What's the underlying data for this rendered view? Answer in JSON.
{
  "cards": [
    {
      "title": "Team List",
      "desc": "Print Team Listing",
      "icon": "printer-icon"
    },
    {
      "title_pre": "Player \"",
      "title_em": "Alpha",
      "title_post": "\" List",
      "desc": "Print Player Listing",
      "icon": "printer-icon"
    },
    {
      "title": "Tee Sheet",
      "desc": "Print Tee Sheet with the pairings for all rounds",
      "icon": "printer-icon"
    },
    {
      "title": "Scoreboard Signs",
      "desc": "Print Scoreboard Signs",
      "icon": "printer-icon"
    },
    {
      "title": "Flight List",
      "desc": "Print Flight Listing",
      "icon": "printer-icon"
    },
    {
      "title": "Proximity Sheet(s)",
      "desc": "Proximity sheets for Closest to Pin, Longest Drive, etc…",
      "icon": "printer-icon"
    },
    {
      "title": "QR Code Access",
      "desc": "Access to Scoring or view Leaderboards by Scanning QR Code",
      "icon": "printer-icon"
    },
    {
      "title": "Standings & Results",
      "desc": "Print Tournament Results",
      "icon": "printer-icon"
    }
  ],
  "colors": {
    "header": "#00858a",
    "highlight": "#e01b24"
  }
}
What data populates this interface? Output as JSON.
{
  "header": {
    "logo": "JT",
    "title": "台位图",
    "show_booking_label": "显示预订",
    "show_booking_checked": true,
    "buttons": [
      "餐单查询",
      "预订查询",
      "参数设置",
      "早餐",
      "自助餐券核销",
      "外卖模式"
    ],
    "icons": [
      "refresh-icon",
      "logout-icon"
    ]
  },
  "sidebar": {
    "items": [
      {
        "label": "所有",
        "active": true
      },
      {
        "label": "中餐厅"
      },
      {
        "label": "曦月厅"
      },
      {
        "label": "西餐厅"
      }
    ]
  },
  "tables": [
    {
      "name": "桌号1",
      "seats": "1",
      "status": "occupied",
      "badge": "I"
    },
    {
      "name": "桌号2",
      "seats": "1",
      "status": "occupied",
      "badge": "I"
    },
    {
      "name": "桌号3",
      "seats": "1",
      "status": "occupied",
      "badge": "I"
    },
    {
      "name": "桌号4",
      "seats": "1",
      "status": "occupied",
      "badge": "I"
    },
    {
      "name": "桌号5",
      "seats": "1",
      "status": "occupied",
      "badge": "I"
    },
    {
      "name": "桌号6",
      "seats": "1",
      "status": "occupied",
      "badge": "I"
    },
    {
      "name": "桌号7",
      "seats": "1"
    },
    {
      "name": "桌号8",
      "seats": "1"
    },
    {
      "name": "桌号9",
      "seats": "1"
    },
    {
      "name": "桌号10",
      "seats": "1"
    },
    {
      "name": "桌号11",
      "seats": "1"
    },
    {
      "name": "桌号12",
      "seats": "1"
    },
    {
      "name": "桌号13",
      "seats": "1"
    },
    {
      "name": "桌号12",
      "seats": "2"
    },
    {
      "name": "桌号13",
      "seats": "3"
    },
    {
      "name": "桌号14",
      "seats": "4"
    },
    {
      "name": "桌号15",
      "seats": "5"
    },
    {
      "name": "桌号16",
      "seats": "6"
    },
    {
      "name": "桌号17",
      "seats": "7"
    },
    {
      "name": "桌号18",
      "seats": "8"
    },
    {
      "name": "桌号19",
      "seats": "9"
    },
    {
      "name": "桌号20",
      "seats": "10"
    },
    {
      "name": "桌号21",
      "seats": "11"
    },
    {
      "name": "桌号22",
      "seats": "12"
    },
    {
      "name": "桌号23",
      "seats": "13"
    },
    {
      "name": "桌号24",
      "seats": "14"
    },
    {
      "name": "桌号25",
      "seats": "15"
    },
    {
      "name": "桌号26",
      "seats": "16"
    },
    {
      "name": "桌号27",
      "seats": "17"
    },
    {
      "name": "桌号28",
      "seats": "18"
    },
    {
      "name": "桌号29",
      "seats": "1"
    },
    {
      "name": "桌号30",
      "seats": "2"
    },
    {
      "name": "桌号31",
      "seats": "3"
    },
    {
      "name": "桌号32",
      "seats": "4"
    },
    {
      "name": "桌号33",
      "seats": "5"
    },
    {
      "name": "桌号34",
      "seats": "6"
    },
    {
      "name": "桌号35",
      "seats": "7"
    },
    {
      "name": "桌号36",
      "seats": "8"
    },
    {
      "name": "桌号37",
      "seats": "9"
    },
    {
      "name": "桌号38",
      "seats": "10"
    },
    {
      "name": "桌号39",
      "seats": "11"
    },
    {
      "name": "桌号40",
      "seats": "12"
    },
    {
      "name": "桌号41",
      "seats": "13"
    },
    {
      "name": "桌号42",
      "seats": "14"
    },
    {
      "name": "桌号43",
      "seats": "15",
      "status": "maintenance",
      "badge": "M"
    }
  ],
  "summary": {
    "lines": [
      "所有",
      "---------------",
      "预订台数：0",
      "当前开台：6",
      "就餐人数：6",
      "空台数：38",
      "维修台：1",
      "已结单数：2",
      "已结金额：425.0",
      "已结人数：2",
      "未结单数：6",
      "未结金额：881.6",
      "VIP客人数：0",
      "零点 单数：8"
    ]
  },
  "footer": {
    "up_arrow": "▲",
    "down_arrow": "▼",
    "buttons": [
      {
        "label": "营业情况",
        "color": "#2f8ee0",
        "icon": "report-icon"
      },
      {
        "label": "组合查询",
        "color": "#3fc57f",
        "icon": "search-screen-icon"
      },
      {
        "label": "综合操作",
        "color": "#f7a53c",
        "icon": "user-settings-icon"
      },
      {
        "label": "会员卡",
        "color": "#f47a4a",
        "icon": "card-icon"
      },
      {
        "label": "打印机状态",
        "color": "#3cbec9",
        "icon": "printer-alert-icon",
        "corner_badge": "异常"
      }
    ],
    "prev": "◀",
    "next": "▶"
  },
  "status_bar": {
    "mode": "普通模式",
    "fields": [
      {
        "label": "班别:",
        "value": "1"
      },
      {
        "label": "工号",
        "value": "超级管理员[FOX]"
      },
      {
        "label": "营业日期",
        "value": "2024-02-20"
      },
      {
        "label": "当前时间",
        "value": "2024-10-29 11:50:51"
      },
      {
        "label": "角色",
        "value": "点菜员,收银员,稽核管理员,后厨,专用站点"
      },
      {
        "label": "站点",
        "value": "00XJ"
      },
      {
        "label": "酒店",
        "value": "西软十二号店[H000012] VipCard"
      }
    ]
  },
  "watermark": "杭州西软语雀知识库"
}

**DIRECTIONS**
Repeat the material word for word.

**COMPLETED TASK**
What's the underlying data for this rendered view? Answer in JSON.
{
  "cards": [
    {
      "title": "Team List",
      "desc": "Print Team Listing",
      "icon": "printer-icon"
    },
    {
      "title_pre": "Player \"",
      "title_em": "Alpha",
      "title_post": "\" List",
      "desc": "Print Player Listing",
      "icon": "printer-icon"
    },
    {
      "title": "Tee Sheet",
      "desc": "Print Tee Sheet with the pairings for all rounds",
      "icon": "printer-icon"
    },
    {
      "title": "Scoreboard Signs",
      "desc": "Print Scoreboard Signs",
      "icon": "printer-icon"
    },
    {
      "title": "Flight List",
      "desc": "Print Flight Listing",
      "icon": "printer-icon"
    },
    {
      "title": "Proximity Sheet(s)",
      "desc": "Proximity sheets for Closest to Pin, Longest Drive, etc…",
      "icon": "printer-icon"
    },
    {
      "title": "QR Code Access",
      "desc": "Access to Scoring or view Leaderboards by Scanning QR Code",
      "icon": "printer-icon"
    },
    {
      "title": "Standings & Results",
      "desc": "Print Tournament Results",
      "icon": "printer-icon"
    }
  ],
  "colors": {
    "header": "#00858a",
    "highlight": "#e01b24"
  }
}
What data populates this interface? Output as JSON.
{
  "header": {
    "logo": "JT",
    "title": "台位图",
    "show_booking_label": "显示预订",
    "show_booking_checked": true,
    "buttons": [
      "餐单查询",
      "预订查询",
      "参数设置",
      "早餐",
      "自助餐券核销",
      "外卖模式"
    ],
    "icons": [
      "refresh-icon",
      "logout-icon"
    ]
  },
  "sidebar": {
    "items": [
      {
        "label": "所有",
        "active": true
      },
      {
        "label": "中餐厅"
      },
      {
        "label": "曦月厅"
      },
      {
        "label": "西餐厅"
      }
    ]
  },
  "tables": [
    {
      "name": "桌号1",
      "seats": "1",
      "status": "occupied",
      "badge": "I"
    },
    {
      "name": "桌号2",
      "seats": "1",
      "status": "occupied",
      "badge": "I"
    },
    {
      "name": "桌号3",
      "seats": "1",
      "status": "occupied",
      "badge": "I"
    },
    {
      "name": "桌号4",
      "seats": "1",
      "status": "occupied",
      "badge": "I"
    },
    {
      "name": "桌号5",
      "seats": "1",
      "status": "occupied",
      "badge": "I"
    },
    {
      "name": "桌号6",
      "seats": "1",
      "status": "occupied",
      "badge": "I"
    },
    {
      "name": "桌号7",
      "seats": "1"
    },
    {
      "name": "桌号8",
      "seats": "1"
    },
    {
      "name": "桌号9",
      "seats": "1"
    },
    {
      "name": "桌号10",
      "seats": "1"
    },
    {
      "name": "桌号11",
      "seats": "1"
    },
    {
      "name": "桌号12",
      "seats": "1"
    },
    {
      "name": "桌号13",
      "seats": "1"
    },
    {
      "name": "桌号12",
      "seats": "2"
    },
    {
      "name": "桌号13",
      "seats": "3"
    },
    {
      "name": "桌号14",
      "seats": "4"
    },
    {
      "name": "桌号15",
      "seats": "5"
    },
    {
      "name": "桌号16",
      "seats": "6"
    },
    {
      "name": "桌号17",
      "seats": "7"
    },
    {
      "name": "桌号18",
      "seats": "8"
    },
    {
      "name": "桌号19",
      "seats": "9"
    },
    {
      "name": "桌号20",
      "seats": "10"
    },
    {
      "name": "桌号21",
      "seats": "11"
    },
    {
      "name": "桌号22",
      "seats": "12"
    },
    {
      "name": "桌号23",
      "seats": "13"
    },
    {
      "name": "桌号24",
      "seats": "14"
    },
    {
      "name": "桌号25",
      "seats": "15"
    },
    {
      "name": "桌号26",
      "seats": "16"
    },
    {
      "name": "桌号27",
      "seats": "17"
    },
    {
      "name": "桌号28",
      "seats": "18"
    },
    {
      "name": "桌号29",
      "seats": "1"
    },
    {
      "name": "桌号30",
      "seats": "2"
    },
    {
      "name": "桌号31",
      "seats": "3"
    },
    {
      "name": "桌号32",
      "seats": "4"
    },
    {
      "name": "桌号33",
      "seats": "5"
    },
    {
      "name": "桌号34",
      "seats": "6"
    },
    {
      "name": "桌号35",
      "seats": "7"
    },
    {
      "name": "桌号36",
      "seats": "8"
    },
    {
      "name": "桌号37",
      "seats": "9"
    },
    {
      "name": "桌号38",
      "seats": "10"
    },
    {
      "name": "桌号39",
      "seats": "11"
    },
    {
      "name": "桌号40",
      "seats": "12"
    },
    {
      "name": "桌号41",
      "seats": "13"
    },
    {
      "name": "桌号42",
      "seats": "14"
    },
    {
      "name": "桌号43",
      "seats": "15",
      "status": "maintenance",
      "badge": "M"
    }
  ],
  "summary": {
    "lines": [
      "所有",
      "---------------",
      "预订台数：0",
      "当前开台：6",
      "就餐人数：6",
      "空台数：38",
      "维修台：1",
      "已结单数：2",
      "已结金额：425.0",
      "已结人数：2",
      "未结单数：6",
      "未结金额：881.6",
      "VIP客人数：0",
      "零点 单数：8"
    ]
  },
  "footer": {
    "up_arrow": "▲",
    "down_arrow": "▼",
    "buttons": [
      {
        "label": "营业情况",
        "color": "#2f8ee0",
        "icon": "report-icon"
      },
      {
        "label": "组合查询",
        "color": "#3fc57f",
        "icon": "search-screen-icon"
      },
      {
        "label": "综合操作",
        "color": "#f7a53c",
        "icon": "user-settings-icon"
      },
      {
        "label": "会员卡",
        "color": "#f47a4a",
        "icon": "card-icon"
      },
      {
        "label": "打印机状态",
        "color": "#3cbec9",
        "icon": "printer-alert-icon",
        "corner_badge": "异常"
      }
    ],
    "prev": "◀",
    "next": "▶"
  },
  "status_bar": {
    "mode": "普通模式",
    "fields": [
      {
        "label": "班别:",
        "value": "1"
      },
      {
        "label": "工号",
        "value": "超级管理员[FOX]"
      },
      {
        "label": "营业日期",
        "value": "2024-02-20"
      },
      {
        "label": "当前时间",
        "value": "2024-10-29 11:50:51"
      },
      {
        "label": "角色",
        "value": "点菜员,收银员,稽核管理员,后厨,专用站点"
      },
      {
        "label": "站点",
        "value": "00XJ"
      },
      {
        "label": "酒店",
        "value": "西软十二号店[H000012] VipCard"
      }
    ]
  },
  "watermark": "杭州西软语雀知识库"
}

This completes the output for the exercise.